About this task: Tell how many lines in these records contain the string "category", with only the number as the reply.

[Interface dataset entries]
::::
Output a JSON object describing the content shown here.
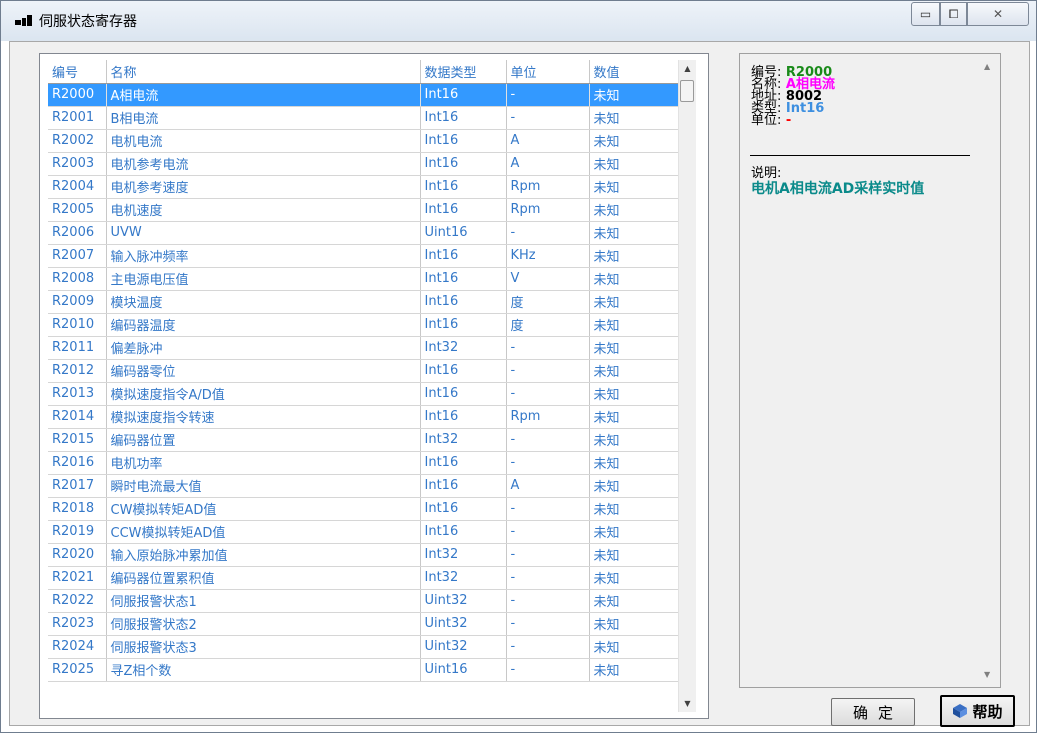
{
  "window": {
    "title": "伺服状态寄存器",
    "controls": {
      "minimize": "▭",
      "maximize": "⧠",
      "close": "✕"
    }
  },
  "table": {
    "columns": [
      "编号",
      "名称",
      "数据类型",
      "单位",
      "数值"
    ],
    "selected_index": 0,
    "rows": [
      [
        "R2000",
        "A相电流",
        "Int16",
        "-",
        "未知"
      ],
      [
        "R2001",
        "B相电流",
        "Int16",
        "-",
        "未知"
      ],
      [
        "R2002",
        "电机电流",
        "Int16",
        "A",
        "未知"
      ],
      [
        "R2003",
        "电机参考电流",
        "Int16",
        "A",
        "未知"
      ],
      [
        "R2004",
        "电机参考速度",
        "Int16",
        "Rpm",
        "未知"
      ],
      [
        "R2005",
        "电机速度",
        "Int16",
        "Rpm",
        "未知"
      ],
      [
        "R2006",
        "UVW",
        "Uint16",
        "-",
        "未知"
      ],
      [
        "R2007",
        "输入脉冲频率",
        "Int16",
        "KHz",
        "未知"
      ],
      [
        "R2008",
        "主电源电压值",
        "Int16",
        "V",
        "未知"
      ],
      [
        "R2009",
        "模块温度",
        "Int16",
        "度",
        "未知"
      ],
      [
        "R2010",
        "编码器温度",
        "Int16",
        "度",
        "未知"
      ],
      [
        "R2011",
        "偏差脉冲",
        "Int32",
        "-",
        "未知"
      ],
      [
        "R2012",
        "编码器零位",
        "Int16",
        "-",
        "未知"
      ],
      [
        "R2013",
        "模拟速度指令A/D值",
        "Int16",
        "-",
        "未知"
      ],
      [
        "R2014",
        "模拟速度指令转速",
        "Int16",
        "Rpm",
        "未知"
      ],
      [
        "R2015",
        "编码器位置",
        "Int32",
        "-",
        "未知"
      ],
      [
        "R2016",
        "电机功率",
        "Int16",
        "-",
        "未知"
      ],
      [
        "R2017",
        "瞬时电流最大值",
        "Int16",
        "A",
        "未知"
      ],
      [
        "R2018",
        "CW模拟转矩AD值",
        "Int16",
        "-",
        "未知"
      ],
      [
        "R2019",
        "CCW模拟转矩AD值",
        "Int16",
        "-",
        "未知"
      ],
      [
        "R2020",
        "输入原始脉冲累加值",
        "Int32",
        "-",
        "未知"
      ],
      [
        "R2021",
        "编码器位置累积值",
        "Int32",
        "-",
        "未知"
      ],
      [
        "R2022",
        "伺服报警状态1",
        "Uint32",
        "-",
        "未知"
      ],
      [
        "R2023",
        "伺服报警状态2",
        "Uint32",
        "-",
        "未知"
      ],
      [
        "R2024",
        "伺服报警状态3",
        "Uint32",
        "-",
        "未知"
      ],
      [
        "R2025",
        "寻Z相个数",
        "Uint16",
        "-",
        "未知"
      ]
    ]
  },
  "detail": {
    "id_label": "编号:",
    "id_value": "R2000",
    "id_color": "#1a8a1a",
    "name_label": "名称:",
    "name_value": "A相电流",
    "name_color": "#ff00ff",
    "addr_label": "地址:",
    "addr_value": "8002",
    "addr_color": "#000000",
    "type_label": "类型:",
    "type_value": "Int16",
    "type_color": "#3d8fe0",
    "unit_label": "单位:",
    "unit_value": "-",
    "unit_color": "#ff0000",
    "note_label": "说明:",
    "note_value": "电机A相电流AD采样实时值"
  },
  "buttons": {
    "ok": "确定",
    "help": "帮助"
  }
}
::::
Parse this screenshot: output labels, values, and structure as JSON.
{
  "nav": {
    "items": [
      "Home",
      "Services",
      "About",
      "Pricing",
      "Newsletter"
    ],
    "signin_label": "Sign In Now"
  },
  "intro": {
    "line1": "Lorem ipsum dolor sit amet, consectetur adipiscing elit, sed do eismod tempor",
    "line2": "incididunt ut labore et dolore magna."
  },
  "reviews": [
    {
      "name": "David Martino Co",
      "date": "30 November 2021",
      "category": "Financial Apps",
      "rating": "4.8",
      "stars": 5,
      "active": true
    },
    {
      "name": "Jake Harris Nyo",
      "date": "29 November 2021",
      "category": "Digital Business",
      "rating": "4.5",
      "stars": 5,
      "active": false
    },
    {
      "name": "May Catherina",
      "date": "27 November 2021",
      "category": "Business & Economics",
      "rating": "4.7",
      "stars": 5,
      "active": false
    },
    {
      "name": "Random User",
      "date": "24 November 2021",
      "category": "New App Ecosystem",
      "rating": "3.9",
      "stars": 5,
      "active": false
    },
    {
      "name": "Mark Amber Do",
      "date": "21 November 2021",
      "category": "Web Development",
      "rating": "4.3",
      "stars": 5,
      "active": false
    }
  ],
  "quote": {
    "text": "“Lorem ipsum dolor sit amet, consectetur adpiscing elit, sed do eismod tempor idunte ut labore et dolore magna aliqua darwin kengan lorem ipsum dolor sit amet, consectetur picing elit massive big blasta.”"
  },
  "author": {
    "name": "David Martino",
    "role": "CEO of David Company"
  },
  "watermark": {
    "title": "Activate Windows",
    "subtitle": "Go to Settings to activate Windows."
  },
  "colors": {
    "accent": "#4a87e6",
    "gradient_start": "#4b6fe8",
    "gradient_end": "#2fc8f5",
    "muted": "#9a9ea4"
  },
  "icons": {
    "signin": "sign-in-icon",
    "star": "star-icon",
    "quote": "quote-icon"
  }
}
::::
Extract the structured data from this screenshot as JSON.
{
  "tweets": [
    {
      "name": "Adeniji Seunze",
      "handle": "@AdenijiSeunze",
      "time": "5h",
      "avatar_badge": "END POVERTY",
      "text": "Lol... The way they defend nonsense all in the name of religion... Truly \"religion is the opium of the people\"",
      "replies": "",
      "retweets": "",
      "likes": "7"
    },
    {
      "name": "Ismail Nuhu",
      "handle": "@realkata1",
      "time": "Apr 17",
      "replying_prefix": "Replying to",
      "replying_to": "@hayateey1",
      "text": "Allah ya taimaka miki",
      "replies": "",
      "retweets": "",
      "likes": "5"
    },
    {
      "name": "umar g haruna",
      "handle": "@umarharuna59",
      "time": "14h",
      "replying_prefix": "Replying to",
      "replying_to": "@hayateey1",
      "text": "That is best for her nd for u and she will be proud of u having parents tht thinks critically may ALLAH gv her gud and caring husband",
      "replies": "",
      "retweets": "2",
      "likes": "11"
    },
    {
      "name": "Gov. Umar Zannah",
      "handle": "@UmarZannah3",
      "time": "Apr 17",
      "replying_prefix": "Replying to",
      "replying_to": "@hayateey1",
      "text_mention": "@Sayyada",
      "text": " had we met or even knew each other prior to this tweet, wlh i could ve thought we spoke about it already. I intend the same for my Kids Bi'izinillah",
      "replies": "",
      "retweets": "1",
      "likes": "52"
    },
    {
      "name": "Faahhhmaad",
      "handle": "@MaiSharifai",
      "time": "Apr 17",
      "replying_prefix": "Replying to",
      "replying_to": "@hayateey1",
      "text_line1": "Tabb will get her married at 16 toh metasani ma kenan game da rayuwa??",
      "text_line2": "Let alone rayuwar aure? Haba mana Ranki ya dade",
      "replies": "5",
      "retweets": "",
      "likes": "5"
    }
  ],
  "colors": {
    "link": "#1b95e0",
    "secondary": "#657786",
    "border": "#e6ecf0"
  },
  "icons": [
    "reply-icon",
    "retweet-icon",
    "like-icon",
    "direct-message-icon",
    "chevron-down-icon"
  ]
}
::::
Problem solution: 5